If it turns out that there is new evidence in the case, it could threaten Galant’s appointment. He is due to take over command of the IDF on February 14.
The Green Party petition was aimed at the Turkel Committee on senior government appointments, which was tasked with determining whether Galant was morally suitable for the job to which he had been appointed by the government on the recommendation of Defense Minister Ehud Barak.
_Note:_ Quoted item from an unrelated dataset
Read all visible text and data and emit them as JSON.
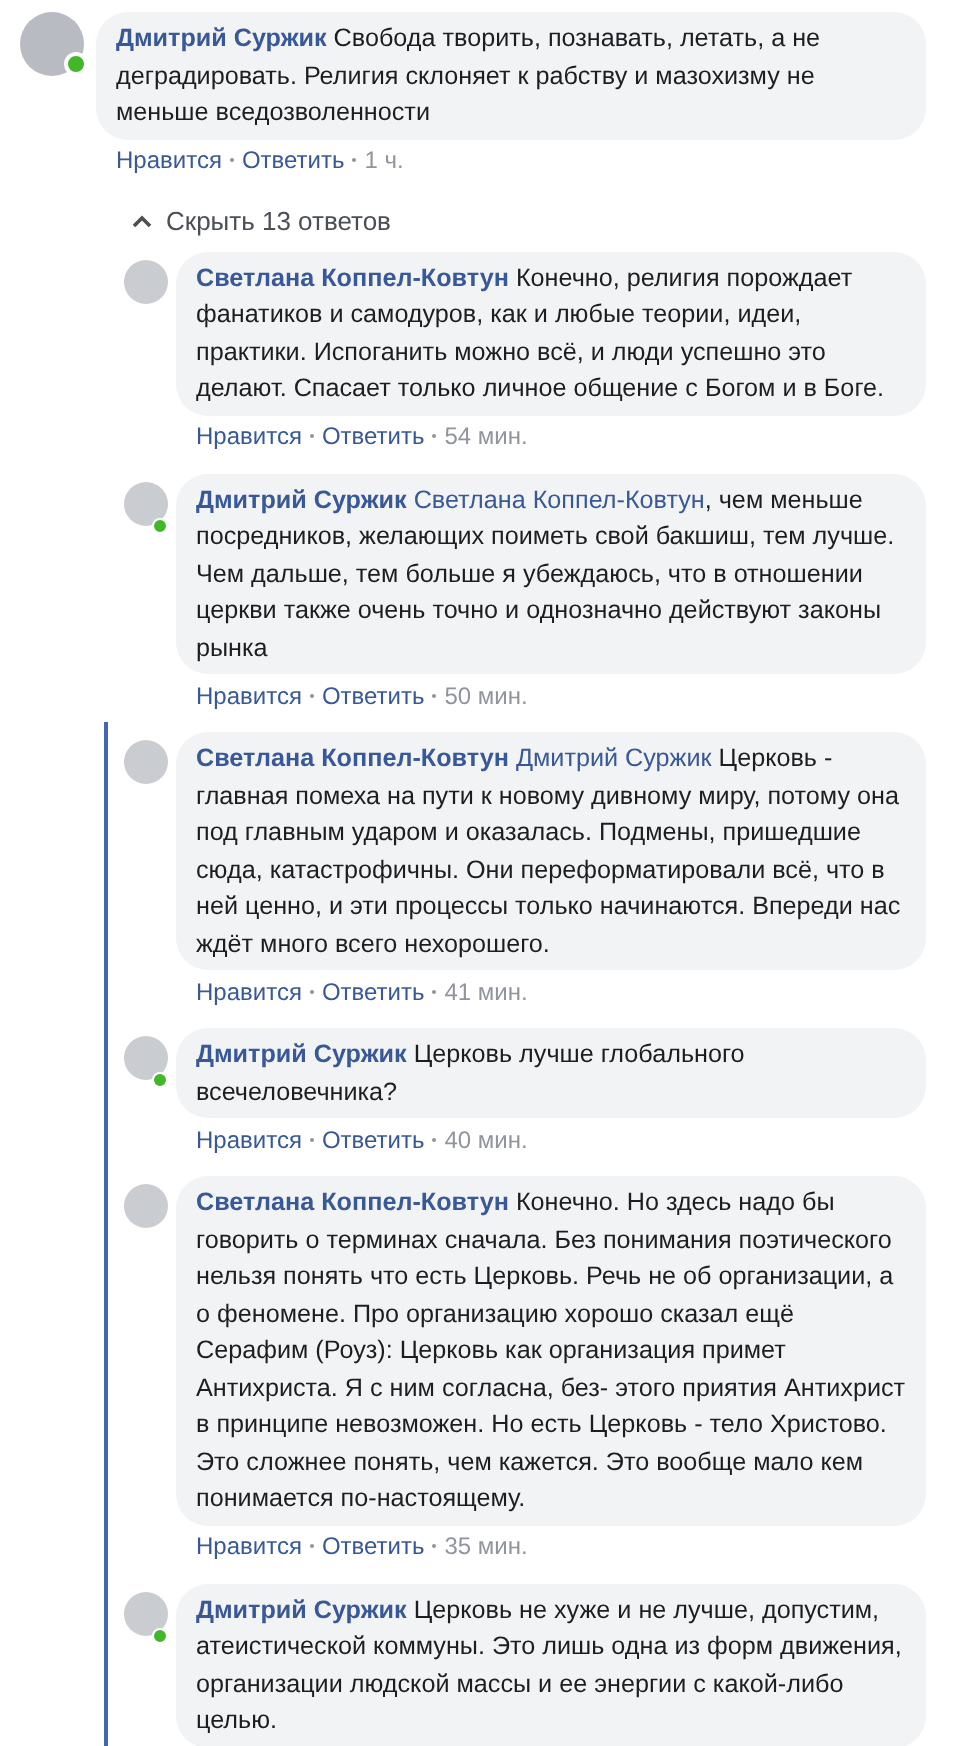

It charged that the committee had approved Galant’s appointment without seriously investigating allegations regarding Galant’s dubious land dealings on his moshav.
Based on an investigative report in Ma’ariv, the party said that Galant had built a private parking lot and two access roads to it on public land; had extended his homestead plot by 350 square meters; had received an allotment of 35 dunams (3.5 hectares) of agricultural land from the Israel Lands Authority when none of the other “late-comers” to the moshav had received any land; had unilaterally taken over an adjacent plot that did not belong to him; and had extended his private garden by “annexing” nearby public land.
During the first hearing of the petition on January 10, Golomb defended Galant and argued that the Turkel Committee had been aware of all the facts when it approved Galant’s appointment.
She said Galant had returned the adjacent plot of agricultural land to the Israel Lands Authority and that the extra 350 square meters added to his homestead was one of many mistakes made by the local authority when it drew up detailed maps of the residential area.
She also admitted to the court that she had given incorrect information about other moshav late-comers receiving the same allotment of farmland as Galant.
The court was not satisfied with Golomb’s explanations and ordered her to provide more information within 10 days regarding the 350 square meters and the 35 dunams.
On Monday, three days before the deadline, the state asked the court for permission to postpone its answer until February 1.
“The State Comptroller’s Office informed the State Attorney's Office that it was in possession of facts based on an investigation that it is conducting regarding the charges made against Maj.-Gen. Galant’s use of land in Moshav Amikam and he [Lindenstrauss] is prepared to hand them over if requested,” Golomb wrote.
“Yesterday, the state comptroller transferred the essence of the findings...The examination is still incomplete and in the working stage.”
Golomb told the court that Lindenstrauss had promised to speed up his examination regarding those issues that could influence the court’s decision on the Green Party petition.